In an era when any reality show reject can stuff himself in a girdle and call it burlesque, it's refreshing to see real freaks like the Yard Dogs Road Show keeping it real. The traveling neo-vaudeville sideshow features sword-swallowers, fire-eaters, pastie-safe burlesque and rambling hobo poetry -- all animated by the live sounds of the Yard Dogs Cartoon Jug Band. If you're in the mood for some high-class, low-brow entertainment, tramps like Yard Dogs are your dog and pony show. The act appears 9 p.m. Saturday at The Jackpot Saloon, 943 Mass.
Lawrence's Apollo 13 keeps on cranking out winning songs ... literally. The quartet just took home the Electronica Grand Prize at the John Lennon Songwriting Competition with its guitar-driven spy-theme, "Hero." This latest award comes on the heels of honors from the 2003 International Songwriting Competition and 2005 Independent Music Awards. The band performs 10 p.m. today at The Bottleneck, 737 N.H.
Musician, author, activist and reigning weight-loss champ Steve Earle was never one to let the mainstream affect his art. The rock/country guru has been churning out middle-finger-to-the-man anti-hits for years now, and his latest album "The Revolution Starts ... Now" may be his most blunt yet. Given his dedication to causes like prisoner rights, labor outsourcing and fair health care, Earle's indignant message is one of hope ... and rock 'n' roll. Earle performs 8 p.m. Sunday at Liberty Hall, 642 Mass.
The members of Drum Drum came together in 1993 in Darwin, Australia, where they were all students at South Pacific University. In an effort to maintain the Papua New Guinean culture, they created a sound that fuses everything from island chants and energetic log drumming to dance and a taste of hip-hop and dub.
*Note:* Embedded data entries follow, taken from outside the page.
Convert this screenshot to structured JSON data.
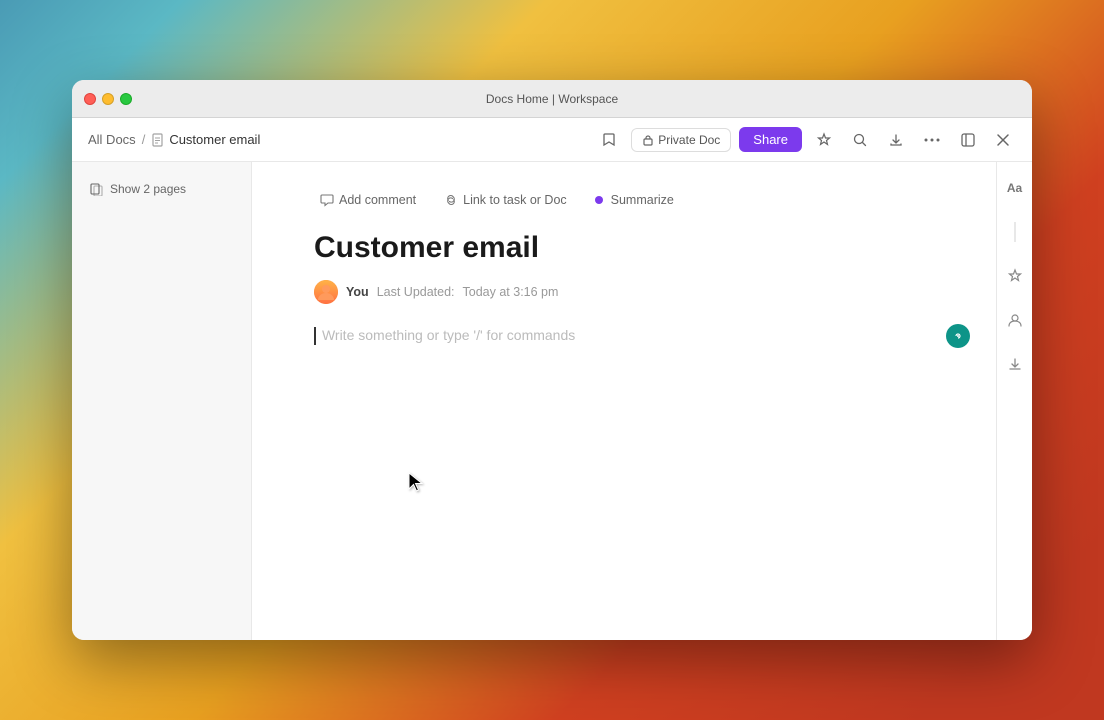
{
  "window": {
    "title": "Docs Home | Workspace"
  },
  "traffic_lights": {
    "close": "close",
    "minimize": "minimize",
    "maximize": "maximize"
  },
  "breadcrumb": {
    "root_label": "All Docs",
    "separator": "/",
    "current_label": "Customer email"
  },
  "toolbar": {
    "private_doc_label": "Private Doc",
    "share_label": "Share",
    "lock_icon": "🔒",
    "star_icon": "☆",
    "search_icon": "🔍",
    "export_icon": "⬇",
    "more_icon": "···",
    "collapse_icon": "⊡",
    "close_icon": "✕"
  },
  "sidebar": {
    "show_pages_label": "Show 2 pages",
    "pages_icon": "⊡"
  },
  "doc_toolbar": {
    "add_comment_label": "Add comment",
    "link_task_label": "Link to task or Doc",
    "summarize_label": "Summarize",
    "comment_icon": "○",
    "link_icon": "🔗"
  },
  "document": {
    "title": "Customer email",
    "author_name": "You",
    "last_updated_label": "Last Updated:",
    "last_updated_time": "Today at 3:16 pm",
    "placeholder": "Write something or type '/' for commands"
  },
  "right_sidebar": {
    "text_format_icon": "Aa",
    "star_icon": "✦",
    "user_icon": "👤",
    "download_icon": "⬇"
  },
  "colors": {
    "accent": "#7c3aed",
    "teal": "#0d9488"
  }
}
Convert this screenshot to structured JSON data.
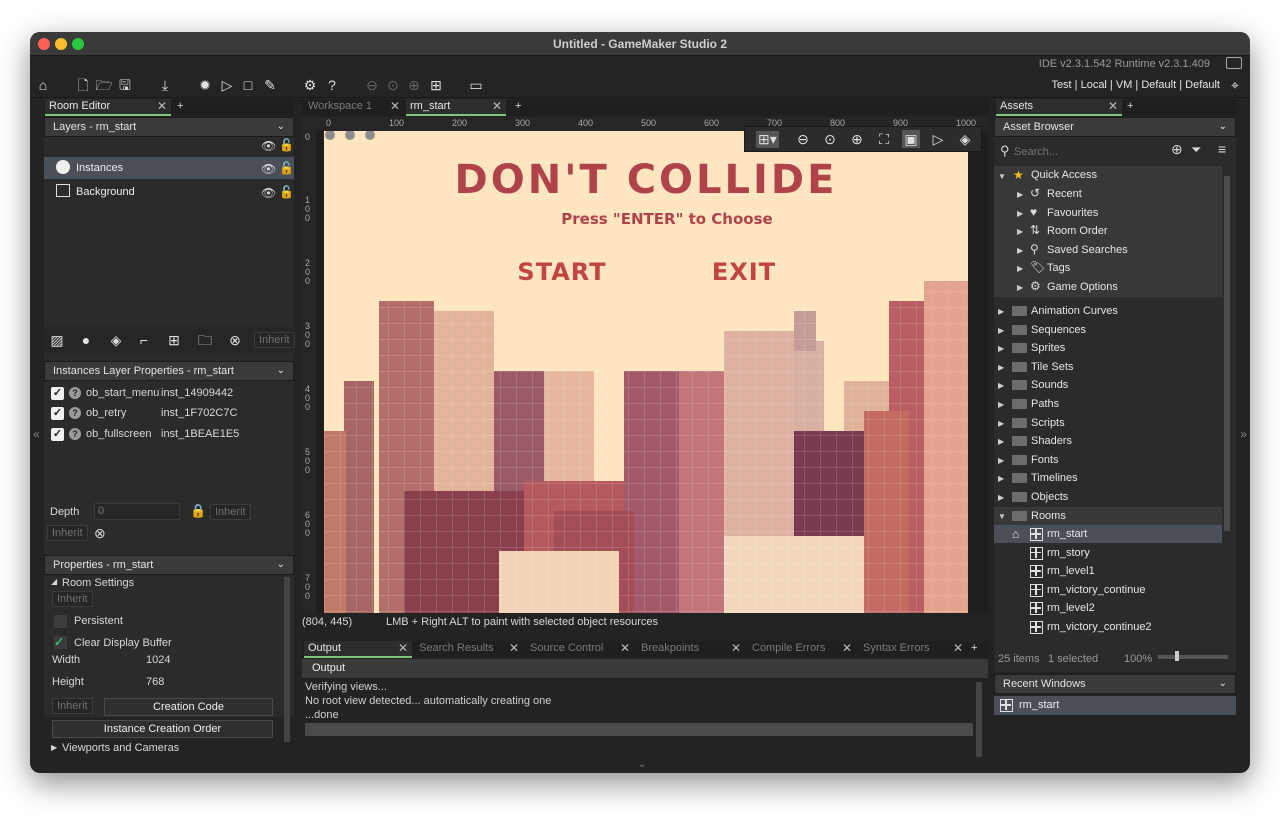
{
  "window": {
    "title": "Untitled - GameMaker Studio 2",
    "version": "IDE v2.3.1.542  Runtime v2.3.1.409"
  },
  "toolbar": {
    "target": "Test | Local | VM | Default | Default"
  },
  "left": {
    "tab_label": "Room Editor",
    "layers_header": "Layers - rm_start",
    "layers": [
      "Instances",
      "Background"
    ],
    "inherit": "Inherit",
    "instances_header": "Instances Layer Properties - rm_start",
    "instances": [
      {
        "name": "ob_start_menu",
        "id": "inst_14909442"
      },
      {
        "name": "ob_retry",
        "id": "inst_1F702C7C"
      },
      {
        "name": "ob_fullscreen",
        "id": "inst_1BEAE1E5"
      }
    ],
    "depth_label": "Depth",
    "depth_value": "0",
    "props_header": "Properties - rm_start",
    "room_settings": "Room Settings",
    "persistent": "Persistent",
    "clear_display": "Clear Display Buffer",
    "width_label": "Width",
    "width_value": "1024",
    "height_label": "Height",
    "height_value": "768",
    "creation_code": "Creation Code",
    "instance_order": "Instance Creation Order",
    "viewports": "Viewports and Cameras"
  },
  "center": {
    "tabs": [
      "Workspace 1",
      "rm_start"
    ],
    "ruler_x": [
      "0",
      "100",
      "200",
      "300",
      "400",
      "500",
      "600",
      "700",
      "800",
      "900",
      "1000"
    ],
    "ruler_y": [
      "0",
      "1\n0\n0",
      "2\n0\n0",
      "3\n0\n0",
      "4\n0\n0",
      "5\n0\n0",
      "6\n0\n0",
      "7\n0\n0"
    ],
    "game_title": "DON'T COLLIDE",
    "game_subtitle": "Press \"ENTER\" to Choose",
    "menu_start": "START",
    "menu_exit": "EXIT",
    "coords": "(804, 445)",
    "status_hint": "LMB + Right ALT to paint with selected object resources"
  },
  "output": {
    "tabs": [
      "Output",
      "Search Results",
      "Source Control",
      "Breakpoints",
      "Compile Errors",
      "Syntax Errors"
    ],
    "header": "Output",
    "lines": [
      "Verifying views...",
      "No root view detected... automatically creating one",
      "...done"
    ]
  },
  "right": {
    "tab_label": "Assets",
    "browser_header": "Asset Browser",
    "search_placeholder": "Search...",
    "quick_access": "Quick Access",
    "quick_items": [
      "Recent",
      "Favourites",
      "Room Order",
      "Saved Searches",
      "Tags",
      "Game Options"
    ],
    "folders": [
      "Animation Curves",
      "Sequences",
      "Sprites",
      "Tile Sets",
      "Sounds",
      "Paths",
      "Scripts",
      "Shaders",
      "Fonts",
      "Timelines",
      "Objects",
      "Rooms"
    ],
    "rooms": [
      "rm_start",
      "rm_story",
      "rm_level1",
      "rm_victory_continue",
      "rm_level2",
      "rm_victory_continue2"
    ],
    "items_count": "25 items",
    "selected_count": "1 selected",
    "zoom": "100%",
    "recent_header": "Recent Windows",
    "recent_item": "rm_start"
  }
}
Drum Drum is the English translation of Gaba Gaba, the name of a village on the southern coast of Papua New Guinea and the birthplace of lead singer Tau Ingram. The ensemble, complete with colorful costumes and traditional body paint, will perform at 7:30 p.m. today at the Lied Center.
Lawrence painter Lisa Grossman has gained a reputation with patrons of Kansas City's Dolphin Gallery as a plein air landscape artist who is captivated with the Flint Hills. Her latest work, however, drifts away from terra firma and reflects a fascination with the Kansas River. Several years ago on a commercial flight back from Los Angeles, she saw the Kaw winding west as the plane passed over Lawrence. Since then, she's photographed the river from the sky and recreated its shiny journey in oils, watercolors and prints. "New River Landscapes" opens with a reception from 6 p.m. to 10 p.m. today at the Dolphin, 1901 Baltimore, Kansas City, Mo. The show remains on view through April 30.